Indian rescuers are battling to free 41 men trapped in a road tunnel for nine days as they prepare to dig an entirely new shaft after previous efforts failed. Excavators on Monday were removing earth, concrete and rubble from the site of the under-construction tunnel in the northern Himalayan state of Uttarakhand that collapsed on November 12.
The trapped workers have access to light, and supplies of oxygen, dry food, water and medicines are being sent via a pipe. At least three workers have complained of dysentery, officials said. The authorities are now trying to send cooked food and set up a phone connection for them through a second, 6-inch (15cm) pipeline being drilled into the debris, with 42 metres (138 feet) out of an estimated 60 metres (200 feet) already completed, said Bhaskar Khulbe, officer on special duty for the tunnel project.
“Our priority is to save 41 lives who are trapped inside the tunnel. Through this [pipeline], we will be able to send necessary things to them,” Road Transport Minister Nitin Gadkari told reporters on Sunday.
Officials are also considering setting up an optical fibre connection through this pipeline, Gadkari added, which can be used to insert a camera or phone connection into the tunnel to help workers speak to their families. But rescue efforts have been slowed by falling debris as well as repeated breakdowns of the crucial heavy drilling machines, with the air force having to twice airlift new kit.
Experts have warned about the impact of extensive construction in Uttarakhand, where large parts of the state are prone to landslides.
Engineers had been trying to horizontally drive a steel pipe through the debris, just wide enough for the increasingly desperate men to squeeze through.
But drilling on that route was paused on Friday after a cracking sound created a “panic situation”, officials said. Teams were now preparing to dig the new shaft from above, forcing workers to cut an entirely new track up to the top of the forested hill high above for the heavy equipment needed.
The new plans include drilling vertically from the top of the mountain, which rescuers hope can start by Tuesday as they await the arrival of machinery, said Jasvant Kapoor, a general manager at state-run company SJVN, which is involved in the rescue efforts. Top local civil servant Abhishek Ruhela said the track to the new drilling site was three-quarters built.
“Up to 900 metres (2,950 feet) of the 1,200 metre-long road being built for drilling over the tunnel has been completed,” Ruhela told the AFP news agency.
Foreign experts have been drafted in, including independent disaster investigator Arnold Dix, president of the International Tunnelling and Underground Space Association.
“We are going to find a solution and get them out,” Dix told reporters on Monday at the site. “A lot of work is being done here. It is important that not only the men rescued but also the men who are [doing the] rescuing are safe.”
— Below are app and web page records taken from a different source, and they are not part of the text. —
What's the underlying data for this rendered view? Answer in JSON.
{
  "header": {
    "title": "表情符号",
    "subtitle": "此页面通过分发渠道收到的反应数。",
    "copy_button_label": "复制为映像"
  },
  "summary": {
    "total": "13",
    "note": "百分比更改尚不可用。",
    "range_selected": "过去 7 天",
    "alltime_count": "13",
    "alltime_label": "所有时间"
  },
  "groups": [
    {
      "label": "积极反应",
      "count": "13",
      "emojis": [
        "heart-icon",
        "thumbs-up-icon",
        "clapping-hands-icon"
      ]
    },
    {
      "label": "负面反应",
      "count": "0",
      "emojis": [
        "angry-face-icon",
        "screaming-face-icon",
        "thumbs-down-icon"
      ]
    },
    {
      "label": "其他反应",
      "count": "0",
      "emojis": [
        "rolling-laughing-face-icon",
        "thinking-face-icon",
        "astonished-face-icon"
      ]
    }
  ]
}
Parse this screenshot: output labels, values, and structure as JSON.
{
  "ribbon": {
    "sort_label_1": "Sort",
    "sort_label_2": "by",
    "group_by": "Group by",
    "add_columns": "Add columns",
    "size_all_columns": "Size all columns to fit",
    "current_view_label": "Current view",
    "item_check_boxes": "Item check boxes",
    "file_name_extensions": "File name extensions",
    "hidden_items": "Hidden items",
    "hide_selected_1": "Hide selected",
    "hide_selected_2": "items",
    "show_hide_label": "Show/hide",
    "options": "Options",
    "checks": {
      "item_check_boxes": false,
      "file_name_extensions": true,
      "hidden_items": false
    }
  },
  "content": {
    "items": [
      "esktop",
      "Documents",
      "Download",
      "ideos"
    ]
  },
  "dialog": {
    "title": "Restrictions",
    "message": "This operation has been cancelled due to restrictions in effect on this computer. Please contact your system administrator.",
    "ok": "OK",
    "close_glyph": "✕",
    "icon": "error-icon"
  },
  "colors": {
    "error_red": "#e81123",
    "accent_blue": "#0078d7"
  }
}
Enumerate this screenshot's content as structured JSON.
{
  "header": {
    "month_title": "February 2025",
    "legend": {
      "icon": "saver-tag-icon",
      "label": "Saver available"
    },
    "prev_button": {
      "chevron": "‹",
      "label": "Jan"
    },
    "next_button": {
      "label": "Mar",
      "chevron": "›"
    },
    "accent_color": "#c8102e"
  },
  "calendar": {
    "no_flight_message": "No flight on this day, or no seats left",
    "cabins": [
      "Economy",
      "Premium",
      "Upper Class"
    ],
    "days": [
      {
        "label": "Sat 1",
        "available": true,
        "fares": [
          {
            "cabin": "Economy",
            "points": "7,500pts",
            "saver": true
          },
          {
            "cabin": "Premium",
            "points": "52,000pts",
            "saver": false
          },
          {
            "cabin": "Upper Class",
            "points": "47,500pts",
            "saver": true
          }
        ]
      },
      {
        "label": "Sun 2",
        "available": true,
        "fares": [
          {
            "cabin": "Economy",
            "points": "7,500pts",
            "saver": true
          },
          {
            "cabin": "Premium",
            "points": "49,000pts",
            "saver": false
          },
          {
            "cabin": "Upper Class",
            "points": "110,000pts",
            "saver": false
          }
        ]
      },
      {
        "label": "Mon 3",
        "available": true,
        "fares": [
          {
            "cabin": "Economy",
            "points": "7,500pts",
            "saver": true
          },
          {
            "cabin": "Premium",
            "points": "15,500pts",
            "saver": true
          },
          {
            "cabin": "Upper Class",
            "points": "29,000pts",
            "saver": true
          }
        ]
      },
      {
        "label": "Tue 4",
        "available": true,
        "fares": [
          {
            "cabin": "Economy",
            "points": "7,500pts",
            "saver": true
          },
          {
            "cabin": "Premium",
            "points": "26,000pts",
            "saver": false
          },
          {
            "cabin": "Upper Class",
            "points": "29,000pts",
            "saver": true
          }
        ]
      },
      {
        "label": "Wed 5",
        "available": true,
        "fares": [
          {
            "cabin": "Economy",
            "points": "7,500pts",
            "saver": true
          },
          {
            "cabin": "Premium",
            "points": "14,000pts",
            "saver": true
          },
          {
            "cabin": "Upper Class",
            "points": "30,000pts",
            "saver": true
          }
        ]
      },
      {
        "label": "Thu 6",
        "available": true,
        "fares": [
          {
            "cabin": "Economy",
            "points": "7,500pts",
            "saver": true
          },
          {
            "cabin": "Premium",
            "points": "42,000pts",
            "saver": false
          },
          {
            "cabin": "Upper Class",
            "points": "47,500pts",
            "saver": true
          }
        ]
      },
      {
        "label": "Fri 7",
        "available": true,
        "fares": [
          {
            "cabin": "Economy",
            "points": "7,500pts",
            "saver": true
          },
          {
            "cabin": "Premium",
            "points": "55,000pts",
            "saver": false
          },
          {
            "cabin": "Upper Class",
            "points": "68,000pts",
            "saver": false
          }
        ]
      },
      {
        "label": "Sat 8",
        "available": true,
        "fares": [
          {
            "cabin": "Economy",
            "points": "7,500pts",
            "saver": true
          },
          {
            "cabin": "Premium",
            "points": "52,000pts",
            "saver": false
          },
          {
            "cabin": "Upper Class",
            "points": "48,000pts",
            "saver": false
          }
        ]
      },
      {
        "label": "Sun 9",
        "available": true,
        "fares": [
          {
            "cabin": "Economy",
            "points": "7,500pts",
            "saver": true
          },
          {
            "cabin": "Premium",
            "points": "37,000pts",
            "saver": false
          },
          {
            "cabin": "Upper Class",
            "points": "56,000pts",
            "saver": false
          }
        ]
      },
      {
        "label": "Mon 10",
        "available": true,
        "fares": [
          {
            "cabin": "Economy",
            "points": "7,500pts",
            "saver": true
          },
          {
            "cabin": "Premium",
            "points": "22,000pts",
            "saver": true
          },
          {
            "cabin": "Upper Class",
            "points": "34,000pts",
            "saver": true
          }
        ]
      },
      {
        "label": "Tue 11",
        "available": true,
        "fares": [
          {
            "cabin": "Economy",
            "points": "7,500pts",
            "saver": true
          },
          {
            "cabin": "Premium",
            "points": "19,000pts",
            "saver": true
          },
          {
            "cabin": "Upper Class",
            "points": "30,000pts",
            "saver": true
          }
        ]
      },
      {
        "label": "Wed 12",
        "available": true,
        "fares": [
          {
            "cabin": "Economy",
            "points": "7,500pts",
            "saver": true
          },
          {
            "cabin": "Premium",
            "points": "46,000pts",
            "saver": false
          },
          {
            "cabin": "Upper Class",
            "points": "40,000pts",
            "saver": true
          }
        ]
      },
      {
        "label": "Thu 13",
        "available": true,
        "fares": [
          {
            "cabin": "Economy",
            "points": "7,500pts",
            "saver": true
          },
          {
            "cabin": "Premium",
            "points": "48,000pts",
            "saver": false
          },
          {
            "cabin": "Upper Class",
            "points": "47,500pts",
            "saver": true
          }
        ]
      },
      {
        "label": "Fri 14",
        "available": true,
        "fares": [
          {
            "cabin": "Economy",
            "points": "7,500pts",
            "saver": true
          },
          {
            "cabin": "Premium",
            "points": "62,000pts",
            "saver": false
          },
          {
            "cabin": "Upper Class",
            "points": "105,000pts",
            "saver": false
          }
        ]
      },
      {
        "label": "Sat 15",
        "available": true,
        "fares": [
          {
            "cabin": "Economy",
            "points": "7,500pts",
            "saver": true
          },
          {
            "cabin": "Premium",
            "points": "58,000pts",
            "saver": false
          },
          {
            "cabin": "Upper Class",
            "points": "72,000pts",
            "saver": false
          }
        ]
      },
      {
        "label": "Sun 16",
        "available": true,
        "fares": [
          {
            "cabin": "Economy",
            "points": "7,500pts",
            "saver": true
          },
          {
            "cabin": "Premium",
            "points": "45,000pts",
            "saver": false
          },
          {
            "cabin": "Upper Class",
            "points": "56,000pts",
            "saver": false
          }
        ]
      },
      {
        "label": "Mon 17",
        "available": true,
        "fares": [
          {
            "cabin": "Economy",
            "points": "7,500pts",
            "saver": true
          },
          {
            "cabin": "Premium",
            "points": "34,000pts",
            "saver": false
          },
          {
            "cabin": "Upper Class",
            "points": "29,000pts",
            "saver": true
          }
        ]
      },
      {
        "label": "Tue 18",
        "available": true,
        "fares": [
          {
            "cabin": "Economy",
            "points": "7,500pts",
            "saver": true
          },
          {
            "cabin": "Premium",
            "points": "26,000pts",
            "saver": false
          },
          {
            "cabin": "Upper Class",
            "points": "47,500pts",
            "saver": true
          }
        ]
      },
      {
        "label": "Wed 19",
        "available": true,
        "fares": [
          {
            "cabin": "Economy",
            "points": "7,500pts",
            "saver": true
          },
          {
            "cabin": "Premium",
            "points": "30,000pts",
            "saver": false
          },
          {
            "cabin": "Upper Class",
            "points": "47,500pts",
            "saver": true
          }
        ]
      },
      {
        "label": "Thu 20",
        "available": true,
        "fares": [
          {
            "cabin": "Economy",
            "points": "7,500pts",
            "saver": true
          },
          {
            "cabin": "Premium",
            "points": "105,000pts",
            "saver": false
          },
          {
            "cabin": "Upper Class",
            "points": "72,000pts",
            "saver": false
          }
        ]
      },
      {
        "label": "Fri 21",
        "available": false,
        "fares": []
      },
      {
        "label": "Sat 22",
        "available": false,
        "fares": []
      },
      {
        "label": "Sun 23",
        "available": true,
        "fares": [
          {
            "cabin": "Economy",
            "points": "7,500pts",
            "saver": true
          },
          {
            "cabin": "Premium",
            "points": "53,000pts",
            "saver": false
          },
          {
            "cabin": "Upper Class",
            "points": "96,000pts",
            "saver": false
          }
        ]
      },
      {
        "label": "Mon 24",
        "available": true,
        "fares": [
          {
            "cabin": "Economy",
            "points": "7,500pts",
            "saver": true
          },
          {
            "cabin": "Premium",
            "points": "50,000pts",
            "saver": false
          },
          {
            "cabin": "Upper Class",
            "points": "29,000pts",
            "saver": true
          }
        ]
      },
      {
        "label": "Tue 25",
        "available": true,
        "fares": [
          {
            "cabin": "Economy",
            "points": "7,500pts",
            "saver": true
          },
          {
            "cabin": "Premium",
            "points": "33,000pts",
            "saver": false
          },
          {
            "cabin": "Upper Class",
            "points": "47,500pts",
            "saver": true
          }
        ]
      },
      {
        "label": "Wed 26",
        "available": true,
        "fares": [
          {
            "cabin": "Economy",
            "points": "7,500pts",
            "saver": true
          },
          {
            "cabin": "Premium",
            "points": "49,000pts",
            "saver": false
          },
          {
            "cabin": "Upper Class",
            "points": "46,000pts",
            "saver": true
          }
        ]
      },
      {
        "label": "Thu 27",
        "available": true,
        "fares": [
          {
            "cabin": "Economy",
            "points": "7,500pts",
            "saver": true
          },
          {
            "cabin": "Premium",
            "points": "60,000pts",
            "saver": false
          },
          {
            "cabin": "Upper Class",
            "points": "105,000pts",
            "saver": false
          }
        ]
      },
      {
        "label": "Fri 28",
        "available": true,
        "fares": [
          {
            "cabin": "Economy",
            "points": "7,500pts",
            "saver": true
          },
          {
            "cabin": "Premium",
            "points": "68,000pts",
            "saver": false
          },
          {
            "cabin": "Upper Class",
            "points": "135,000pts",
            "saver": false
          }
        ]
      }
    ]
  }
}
Villagers have set up a Hindu temple at the mouth of the tunnel to the local god, Boukhnag, saying the original temple had been moved during construction. Some villagers blamed the tunnel collapse on the fact that the initial temple was destroyed. Uttarakhand Chief Minister Pushkar Singh Dhami on Monday said he had spoken to Prime Minister Narendra Modi about the crisis.
“Every effort is being made,” Dhami said in a statement, insisting that the “workers trapped in the tunnel are safe”.
The tunnel is part of Modi’s infrastructure project aimed at cutting travel times between some of the most popular Hindu sites in the country, as well as improving access to strategic areas bordering rival China.